**WHAT TO WORK ON**: For the data below, please report each line where the word "label" is found.

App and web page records
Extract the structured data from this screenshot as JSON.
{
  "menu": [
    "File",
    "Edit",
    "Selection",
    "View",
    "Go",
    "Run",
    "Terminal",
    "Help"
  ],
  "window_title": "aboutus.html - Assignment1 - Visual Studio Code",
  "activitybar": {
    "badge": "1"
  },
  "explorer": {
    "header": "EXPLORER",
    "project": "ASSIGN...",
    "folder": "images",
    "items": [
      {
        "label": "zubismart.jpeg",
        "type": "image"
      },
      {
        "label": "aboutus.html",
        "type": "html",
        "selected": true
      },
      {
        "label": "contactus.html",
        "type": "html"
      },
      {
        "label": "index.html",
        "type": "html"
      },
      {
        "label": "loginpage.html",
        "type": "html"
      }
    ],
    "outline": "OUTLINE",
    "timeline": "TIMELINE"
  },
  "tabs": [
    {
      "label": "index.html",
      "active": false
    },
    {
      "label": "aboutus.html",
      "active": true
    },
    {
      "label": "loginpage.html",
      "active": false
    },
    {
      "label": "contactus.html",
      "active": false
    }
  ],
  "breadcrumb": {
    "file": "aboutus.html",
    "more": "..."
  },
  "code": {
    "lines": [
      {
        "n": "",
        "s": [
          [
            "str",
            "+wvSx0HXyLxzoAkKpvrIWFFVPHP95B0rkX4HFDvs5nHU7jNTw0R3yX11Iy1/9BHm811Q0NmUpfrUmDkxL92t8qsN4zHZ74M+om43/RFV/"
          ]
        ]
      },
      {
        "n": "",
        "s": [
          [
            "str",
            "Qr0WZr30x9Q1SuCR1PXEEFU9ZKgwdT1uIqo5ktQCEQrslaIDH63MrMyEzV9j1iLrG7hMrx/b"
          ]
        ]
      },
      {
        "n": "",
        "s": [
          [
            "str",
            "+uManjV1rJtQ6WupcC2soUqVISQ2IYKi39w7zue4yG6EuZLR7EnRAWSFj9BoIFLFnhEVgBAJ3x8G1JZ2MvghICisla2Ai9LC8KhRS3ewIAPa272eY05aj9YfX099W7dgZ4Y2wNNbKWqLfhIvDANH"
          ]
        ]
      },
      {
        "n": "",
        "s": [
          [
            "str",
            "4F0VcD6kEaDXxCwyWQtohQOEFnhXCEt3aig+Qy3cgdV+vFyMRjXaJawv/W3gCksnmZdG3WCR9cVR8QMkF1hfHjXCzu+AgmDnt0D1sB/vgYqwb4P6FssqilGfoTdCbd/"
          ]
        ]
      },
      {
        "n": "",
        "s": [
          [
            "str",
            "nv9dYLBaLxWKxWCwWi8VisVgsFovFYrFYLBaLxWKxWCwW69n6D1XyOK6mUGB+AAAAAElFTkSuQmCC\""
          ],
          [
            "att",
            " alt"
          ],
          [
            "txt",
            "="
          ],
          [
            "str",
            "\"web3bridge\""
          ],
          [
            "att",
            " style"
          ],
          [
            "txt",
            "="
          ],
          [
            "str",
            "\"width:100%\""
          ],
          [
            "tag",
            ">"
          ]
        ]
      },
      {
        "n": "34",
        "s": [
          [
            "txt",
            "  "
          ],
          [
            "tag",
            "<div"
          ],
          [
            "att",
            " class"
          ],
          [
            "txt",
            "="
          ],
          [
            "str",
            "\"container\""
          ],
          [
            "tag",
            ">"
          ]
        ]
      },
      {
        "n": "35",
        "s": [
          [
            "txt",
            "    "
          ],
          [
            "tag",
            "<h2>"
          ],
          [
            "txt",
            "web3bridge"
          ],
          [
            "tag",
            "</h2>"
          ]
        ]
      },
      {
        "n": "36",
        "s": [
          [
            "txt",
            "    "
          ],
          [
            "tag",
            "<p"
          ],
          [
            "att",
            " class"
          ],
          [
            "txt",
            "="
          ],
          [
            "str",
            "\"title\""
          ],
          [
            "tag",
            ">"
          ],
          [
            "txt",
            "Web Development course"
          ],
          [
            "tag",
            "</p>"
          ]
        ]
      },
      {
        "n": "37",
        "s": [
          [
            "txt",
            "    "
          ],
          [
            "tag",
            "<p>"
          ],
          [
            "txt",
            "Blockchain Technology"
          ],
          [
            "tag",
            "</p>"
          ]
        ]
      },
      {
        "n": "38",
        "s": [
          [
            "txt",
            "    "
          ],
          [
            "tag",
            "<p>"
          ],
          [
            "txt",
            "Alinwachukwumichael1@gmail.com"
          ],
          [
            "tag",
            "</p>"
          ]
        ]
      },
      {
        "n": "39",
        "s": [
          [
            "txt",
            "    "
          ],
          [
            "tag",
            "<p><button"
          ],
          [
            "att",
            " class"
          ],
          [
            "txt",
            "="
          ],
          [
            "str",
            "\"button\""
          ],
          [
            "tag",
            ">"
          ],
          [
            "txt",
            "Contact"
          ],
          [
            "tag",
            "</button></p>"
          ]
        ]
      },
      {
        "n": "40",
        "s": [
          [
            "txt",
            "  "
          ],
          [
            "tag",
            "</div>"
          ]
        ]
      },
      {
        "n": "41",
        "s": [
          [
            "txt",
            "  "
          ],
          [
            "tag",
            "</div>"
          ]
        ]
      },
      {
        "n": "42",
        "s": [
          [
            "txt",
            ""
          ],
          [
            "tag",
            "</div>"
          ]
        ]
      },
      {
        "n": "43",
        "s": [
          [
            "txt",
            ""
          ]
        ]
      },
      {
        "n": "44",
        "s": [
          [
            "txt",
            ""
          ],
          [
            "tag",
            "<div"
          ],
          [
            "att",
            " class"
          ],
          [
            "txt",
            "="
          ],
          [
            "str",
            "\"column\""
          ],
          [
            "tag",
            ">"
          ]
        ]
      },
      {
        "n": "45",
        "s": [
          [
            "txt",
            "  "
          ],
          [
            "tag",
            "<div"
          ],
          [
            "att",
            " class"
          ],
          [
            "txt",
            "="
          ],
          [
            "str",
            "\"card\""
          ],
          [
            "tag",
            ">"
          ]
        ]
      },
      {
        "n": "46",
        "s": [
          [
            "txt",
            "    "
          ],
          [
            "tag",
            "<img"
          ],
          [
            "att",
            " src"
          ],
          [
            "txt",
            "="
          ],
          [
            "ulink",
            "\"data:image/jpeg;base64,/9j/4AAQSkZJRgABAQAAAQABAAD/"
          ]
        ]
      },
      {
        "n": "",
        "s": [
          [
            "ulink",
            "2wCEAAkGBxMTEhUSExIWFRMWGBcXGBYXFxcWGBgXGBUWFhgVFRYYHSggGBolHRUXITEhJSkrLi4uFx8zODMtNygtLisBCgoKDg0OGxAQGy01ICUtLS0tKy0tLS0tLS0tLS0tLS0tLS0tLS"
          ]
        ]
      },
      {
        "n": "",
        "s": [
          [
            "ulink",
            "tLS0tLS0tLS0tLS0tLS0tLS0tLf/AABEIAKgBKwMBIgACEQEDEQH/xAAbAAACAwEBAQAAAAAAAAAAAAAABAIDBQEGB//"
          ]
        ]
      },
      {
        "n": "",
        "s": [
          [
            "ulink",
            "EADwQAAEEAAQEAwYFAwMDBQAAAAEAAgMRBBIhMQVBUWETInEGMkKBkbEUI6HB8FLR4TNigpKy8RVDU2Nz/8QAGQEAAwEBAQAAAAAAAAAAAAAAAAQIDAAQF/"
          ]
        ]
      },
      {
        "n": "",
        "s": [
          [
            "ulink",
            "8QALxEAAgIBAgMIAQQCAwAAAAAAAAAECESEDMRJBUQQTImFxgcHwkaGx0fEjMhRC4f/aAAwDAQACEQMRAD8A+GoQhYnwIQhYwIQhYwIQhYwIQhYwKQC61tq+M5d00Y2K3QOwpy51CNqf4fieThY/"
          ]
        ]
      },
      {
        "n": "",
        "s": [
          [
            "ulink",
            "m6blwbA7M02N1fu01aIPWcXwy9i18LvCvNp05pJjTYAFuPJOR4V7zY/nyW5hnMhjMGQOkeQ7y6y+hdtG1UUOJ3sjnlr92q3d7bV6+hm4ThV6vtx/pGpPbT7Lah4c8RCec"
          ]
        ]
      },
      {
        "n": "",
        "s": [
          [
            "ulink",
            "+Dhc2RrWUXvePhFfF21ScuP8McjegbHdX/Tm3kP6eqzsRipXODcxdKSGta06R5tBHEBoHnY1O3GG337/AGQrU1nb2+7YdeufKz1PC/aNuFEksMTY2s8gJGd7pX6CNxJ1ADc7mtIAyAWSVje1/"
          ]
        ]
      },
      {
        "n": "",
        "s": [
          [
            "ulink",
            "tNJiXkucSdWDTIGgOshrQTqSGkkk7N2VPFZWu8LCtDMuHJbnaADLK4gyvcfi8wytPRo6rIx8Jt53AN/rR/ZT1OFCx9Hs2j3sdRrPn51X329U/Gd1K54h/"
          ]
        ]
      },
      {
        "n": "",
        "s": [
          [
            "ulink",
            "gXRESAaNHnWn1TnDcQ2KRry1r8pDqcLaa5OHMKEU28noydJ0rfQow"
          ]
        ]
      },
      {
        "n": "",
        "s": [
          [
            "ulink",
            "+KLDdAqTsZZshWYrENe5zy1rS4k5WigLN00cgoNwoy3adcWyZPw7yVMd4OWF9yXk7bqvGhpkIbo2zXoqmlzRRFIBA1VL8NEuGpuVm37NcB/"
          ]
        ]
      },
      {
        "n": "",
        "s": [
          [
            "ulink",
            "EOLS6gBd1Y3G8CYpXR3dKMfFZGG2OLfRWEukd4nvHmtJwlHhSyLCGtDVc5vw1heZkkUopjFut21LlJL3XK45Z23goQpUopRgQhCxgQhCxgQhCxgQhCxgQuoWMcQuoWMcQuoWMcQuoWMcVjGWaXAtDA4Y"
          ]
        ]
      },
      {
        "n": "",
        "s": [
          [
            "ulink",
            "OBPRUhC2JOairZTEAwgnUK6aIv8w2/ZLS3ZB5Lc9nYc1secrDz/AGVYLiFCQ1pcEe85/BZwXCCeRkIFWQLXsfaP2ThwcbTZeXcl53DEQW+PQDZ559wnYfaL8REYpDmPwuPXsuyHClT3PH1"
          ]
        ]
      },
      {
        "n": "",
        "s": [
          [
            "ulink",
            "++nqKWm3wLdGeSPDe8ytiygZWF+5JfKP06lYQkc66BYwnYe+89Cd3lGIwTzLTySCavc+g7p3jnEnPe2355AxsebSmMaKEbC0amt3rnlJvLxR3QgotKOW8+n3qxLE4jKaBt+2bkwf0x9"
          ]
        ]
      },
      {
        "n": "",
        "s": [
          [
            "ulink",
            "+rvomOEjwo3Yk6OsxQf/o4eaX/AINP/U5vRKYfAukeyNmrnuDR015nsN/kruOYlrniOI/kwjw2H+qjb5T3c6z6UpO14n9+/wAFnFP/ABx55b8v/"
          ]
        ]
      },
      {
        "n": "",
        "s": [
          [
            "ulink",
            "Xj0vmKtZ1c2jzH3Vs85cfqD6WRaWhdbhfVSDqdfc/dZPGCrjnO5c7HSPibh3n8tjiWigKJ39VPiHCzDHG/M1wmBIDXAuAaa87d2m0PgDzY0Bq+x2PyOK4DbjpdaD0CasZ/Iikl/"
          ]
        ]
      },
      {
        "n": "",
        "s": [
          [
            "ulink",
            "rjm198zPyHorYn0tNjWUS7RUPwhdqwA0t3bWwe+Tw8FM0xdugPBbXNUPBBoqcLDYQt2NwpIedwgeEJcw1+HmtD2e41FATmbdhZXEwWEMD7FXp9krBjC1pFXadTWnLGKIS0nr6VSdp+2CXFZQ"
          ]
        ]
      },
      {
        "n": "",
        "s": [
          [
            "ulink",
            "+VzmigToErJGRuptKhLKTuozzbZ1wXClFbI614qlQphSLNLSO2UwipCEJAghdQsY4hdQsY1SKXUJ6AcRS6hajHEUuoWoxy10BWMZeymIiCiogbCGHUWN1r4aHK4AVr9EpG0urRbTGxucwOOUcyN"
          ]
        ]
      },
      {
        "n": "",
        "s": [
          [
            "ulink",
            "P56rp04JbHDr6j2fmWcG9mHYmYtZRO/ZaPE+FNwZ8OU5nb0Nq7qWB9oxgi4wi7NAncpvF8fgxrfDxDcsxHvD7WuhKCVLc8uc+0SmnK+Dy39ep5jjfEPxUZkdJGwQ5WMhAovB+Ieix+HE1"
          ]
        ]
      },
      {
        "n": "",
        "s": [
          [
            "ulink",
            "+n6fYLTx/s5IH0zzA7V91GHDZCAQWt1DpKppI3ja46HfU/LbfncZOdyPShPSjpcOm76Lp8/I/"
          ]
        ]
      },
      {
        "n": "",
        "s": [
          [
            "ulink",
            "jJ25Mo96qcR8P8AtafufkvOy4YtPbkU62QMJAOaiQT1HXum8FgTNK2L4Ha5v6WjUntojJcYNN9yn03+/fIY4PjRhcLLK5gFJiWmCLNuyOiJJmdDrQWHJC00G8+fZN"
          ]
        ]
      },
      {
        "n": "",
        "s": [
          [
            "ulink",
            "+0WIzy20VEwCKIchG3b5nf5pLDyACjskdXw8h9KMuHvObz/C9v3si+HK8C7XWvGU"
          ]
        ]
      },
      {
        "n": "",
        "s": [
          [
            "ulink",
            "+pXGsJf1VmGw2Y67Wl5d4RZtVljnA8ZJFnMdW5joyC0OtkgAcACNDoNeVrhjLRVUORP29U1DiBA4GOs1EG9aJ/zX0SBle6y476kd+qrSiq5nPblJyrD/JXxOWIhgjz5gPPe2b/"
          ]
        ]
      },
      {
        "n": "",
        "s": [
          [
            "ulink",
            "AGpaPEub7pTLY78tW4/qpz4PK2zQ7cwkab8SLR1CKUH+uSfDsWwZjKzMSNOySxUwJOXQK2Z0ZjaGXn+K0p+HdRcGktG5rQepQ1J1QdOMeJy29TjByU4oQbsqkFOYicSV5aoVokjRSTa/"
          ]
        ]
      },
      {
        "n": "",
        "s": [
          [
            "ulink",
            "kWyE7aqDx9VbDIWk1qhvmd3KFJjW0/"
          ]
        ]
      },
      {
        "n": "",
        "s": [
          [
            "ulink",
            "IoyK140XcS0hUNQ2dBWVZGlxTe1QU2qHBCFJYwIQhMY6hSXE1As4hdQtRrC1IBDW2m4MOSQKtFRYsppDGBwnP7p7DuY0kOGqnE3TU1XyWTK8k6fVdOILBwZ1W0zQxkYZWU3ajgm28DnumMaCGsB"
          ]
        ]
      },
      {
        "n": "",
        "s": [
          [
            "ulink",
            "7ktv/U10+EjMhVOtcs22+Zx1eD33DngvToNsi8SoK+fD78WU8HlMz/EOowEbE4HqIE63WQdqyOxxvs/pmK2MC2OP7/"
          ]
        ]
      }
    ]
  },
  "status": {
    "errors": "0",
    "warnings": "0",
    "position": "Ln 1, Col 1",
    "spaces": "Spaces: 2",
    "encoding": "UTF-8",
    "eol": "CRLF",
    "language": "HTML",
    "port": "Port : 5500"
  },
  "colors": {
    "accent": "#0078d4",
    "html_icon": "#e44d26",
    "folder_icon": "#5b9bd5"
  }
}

**THE COMPLETED TASK**:
        "label": "zubismart.jpeg",
        "label": "aboutus.html",
        "label": "contactus.html",
        "label": "index.html",
        "label": "loginpage.html",
      "label": "index.html",
      "label": "aboutus.html",
      "label": "loginpage.html",
      "label": "contactus.html",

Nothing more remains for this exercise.